===== Provided material =====

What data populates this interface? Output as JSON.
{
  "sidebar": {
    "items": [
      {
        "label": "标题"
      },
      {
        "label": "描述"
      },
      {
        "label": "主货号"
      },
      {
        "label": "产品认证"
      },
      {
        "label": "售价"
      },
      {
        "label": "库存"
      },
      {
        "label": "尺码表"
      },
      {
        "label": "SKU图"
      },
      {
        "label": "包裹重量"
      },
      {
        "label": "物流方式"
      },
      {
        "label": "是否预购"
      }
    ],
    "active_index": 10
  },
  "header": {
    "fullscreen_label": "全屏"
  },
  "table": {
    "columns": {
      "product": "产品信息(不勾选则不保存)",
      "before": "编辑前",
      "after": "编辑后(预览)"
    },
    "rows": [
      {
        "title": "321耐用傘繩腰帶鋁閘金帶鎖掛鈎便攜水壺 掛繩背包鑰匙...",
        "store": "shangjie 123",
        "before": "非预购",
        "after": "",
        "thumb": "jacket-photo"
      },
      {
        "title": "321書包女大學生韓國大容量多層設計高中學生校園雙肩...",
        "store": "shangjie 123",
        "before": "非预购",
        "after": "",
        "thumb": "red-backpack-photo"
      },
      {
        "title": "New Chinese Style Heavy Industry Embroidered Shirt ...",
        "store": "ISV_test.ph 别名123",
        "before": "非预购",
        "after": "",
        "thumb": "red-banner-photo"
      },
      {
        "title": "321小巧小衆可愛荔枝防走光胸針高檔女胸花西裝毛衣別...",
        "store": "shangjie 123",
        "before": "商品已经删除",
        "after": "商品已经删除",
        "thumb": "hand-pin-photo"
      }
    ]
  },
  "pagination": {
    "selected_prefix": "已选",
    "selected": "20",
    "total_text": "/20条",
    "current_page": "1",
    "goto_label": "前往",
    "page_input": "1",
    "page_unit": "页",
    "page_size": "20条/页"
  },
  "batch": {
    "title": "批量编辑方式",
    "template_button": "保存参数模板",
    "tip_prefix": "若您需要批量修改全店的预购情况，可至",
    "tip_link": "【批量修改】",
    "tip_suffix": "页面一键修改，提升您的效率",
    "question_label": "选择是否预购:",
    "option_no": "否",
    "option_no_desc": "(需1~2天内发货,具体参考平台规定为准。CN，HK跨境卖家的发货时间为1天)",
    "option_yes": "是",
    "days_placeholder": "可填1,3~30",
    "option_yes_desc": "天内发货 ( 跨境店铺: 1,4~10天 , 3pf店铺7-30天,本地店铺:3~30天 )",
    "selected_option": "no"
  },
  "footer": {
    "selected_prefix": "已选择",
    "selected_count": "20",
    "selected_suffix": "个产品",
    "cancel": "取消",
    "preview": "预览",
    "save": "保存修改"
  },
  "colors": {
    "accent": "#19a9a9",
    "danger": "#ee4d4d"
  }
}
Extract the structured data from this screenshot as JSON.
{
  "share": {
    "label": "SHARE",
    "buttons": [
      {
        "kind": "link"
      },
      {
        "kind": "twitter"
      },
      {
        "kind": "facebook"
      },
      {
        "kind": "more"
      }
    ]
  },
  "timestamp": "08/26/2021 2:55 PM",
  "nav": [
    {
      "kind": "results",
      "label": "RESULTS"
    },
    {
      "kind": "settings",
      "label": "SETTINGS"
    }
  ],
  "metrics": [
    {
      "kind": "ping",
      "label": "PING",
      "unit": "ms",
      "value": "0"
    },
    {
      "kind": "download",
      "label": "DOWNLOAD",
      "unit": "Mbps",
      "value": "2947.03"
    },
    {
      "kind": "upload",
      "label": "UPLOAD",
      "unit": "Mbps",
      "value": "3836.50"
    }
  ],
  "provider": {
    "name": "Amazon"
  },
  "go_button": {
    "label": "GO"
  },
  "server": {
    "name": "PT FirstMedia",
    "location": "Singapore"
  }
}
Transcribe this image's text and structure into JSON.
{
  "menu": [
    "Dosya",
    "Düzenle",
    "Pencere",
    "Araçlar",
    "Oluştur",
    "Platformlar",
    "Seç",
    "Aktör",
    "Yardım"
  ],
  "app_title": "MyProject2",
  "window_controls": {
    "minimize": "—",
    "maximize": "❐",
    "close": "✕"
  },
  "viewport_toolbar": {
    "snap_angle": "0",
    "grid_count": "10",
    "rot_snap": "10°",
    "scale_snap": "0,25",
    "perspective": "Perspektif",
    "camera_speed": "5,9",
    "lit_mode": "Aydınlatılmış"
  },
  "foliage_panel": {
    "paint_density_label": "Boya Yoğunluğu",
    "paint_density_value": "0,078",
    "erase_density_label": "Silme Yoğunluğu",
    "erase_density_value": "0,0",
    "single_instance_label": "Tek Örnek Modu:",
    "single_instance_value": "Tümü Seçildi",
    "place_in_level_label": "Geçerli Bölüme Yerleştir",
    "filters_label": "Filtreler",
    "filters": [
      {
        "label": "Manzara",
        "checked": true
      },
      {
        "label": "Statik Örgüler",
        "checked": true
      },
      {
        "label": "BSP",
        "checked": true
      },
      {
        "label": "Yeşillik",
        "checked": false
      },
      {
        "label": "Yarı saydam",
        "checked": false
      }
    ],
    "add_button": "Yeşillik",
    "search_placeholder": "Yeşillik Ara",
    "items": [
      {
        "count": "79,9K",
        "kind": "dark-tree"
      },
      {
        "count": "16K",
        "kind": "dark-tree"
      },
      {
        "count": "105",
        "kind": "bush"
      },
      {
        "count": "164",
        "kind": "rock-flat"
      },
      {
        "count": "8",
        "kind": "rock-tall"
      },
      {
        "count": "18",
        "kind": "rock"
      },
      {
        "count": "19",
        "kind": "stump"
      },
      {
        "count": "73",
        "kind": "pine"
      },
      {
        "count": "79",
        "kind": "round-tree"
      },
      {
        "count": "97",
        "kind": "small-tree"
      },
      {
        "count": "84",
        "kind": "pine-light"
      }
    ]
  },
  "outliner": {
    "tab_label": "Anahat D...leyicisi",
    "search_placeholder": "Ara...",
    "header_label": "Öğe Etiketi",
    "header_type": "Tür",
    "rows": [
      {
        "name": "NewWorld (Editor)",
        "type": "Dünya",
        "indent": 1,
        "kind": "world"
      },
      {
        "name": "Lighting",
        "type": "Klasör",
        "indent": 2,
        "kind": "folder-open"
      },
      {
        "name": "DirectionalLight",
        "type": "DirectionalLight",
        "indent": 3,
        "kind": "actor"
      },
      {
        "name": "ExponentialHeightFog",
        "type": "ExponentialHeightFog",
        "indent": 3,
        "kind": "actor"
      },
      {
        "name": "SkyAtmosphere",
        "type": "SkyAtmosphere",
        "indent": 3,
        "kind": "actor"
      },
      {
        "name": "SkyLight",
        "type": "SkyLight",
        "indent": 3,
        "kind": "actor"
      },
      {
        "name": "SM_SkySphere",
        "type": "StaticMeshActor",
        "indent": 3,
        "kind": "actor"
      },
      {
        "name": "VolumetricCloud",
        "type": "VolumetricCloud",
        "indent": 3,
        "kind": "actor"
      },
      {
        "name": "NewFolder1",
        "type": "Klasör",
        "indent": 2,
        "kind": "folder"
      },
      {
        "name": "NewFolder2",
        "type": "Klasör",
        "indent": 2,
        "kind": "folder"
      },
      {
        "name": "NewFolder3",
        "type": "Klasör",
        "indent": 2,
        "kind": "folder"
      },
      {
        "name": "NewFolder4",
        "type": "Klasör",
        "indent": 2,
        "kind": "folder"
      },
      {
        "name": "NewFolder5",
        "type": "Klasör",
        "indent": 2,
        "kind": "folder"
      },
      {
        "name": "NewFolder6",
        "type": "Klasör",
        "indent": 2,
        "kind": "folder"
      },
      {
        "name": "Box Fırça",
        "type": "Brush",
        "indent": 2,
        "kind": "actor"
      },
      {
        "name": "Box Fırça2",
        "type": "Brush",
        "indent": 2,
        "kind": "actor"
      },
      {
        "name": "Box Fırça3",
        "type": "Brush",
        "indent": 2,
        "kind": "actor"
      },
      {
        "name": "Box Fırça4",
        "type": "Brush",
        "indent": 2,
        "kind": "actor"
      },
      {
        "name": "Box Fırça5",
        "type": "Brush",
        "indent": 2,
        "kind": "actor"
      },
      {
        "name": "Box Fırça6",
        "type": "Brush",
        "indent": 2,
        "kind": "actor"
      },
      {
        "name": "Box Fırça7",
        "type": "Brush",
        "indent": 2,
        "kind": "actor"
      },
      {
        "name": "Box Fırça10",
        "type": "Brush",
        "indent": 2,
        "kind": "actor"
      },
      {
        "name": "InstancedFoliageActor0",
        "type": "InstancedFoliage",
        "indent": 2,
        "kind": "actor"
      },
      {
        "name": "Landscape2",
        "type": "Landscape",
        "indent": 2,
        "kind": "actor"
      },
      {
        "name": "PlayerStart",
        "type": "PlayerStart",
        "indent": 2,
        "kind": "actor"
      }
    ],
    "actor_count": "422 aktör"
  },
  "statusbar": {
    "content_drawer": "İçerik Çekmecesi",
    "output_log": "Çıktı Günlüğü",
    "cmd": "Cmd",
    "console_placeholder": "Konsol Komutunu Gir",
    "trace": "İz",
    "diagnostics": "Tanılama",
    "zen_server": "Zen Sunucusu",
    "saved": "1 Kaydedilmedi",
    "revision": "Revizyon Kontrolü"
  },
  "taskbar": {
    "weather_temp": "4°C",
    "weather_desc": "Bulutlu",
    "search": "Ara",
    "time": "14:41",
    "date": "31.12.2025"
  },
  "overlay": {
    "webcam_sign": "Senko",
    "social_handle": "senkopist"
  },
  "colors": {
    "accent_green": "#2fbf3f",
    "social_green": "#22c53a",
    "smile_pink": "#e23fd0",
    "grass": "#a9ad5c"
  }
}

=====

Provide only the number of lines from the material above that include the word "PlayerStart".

#### [Written answer]
2